HL Deb 15 July 1985 vol 466 c600WA
Lord Simon of Glaisdale

asked Her Majesty's Government:

Why, since it is suggested (H. L. debate, 3rd June 1985, col. 600) that the formula "with the consent of the Treasury", or similar, is invariably included in legislation which confers a power or imposes a duty, which might require public expenditure, on a Minister of the Crown, time and expense have not been saved by making permanent provision to this effect in an Interpretation or Finance Act.

The Chancellor of the Duchy of Lancaster and Minister for the Arts (The Earl of Gowrie)

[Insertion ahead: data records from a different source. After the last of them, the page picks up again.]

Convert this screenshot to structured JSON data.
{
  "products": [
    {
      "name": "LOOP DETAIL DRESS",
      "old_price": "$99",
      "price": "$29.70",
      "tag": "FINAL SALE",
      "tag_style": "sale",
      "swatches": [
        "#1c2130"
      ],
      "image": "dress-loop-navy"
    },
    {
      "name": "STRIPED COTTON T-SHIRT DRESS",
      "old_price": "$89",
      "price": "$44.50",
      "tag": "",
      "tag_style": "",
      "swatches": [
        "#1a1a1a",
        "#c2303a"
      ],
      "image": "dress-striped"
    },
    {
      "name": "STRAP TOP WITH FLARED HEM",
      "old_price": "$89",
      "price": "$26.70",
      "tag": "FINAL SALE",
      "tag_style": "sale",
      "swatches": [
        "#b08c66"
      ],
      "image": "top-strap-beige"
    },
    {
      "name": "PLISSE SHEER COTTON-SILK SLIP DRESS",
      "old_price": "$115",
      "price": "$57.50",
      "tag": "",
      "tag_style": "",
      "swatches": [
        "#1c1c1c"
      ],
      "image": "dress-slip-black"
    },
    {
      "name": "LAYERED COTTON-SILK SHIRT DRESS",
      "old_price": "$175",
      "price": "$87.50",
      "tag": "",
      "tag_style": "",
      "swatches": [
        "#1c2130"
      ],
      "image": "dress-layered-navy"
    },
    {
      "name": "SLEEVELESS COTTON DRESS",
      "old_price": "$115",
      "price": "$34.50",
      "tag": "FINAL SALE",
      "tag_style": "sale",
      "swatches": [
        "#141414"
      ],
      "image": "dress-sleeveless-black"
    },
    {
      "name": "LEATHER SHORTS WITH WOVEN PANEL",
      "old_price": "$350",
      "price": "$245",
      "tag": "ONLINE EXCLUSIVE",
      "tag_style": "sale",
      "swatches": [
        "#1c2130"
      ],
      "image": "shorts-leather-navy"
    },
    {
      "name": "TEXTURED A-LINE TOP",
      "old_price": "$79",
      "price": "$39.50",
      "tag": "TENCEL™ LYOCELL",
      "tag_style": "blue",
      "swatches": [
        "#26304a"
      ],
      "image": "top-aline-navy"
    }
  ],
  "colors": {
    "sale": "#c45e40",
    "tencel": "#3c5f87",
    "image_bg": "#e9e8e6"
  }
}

Reference in individual statutes to the need to obtain Treasury consent in specific situations serves a useful purpose in alerting departments and others to the Treasury's responsibilities, in particular for public expenditure. Although a permanent provision in, for example, the Interpretation Act would in theory achieve the same result, in practice mistakes occur and the provision would not necessarily be so effective. The time and expenditure involved in inserting the existing formula are minimal.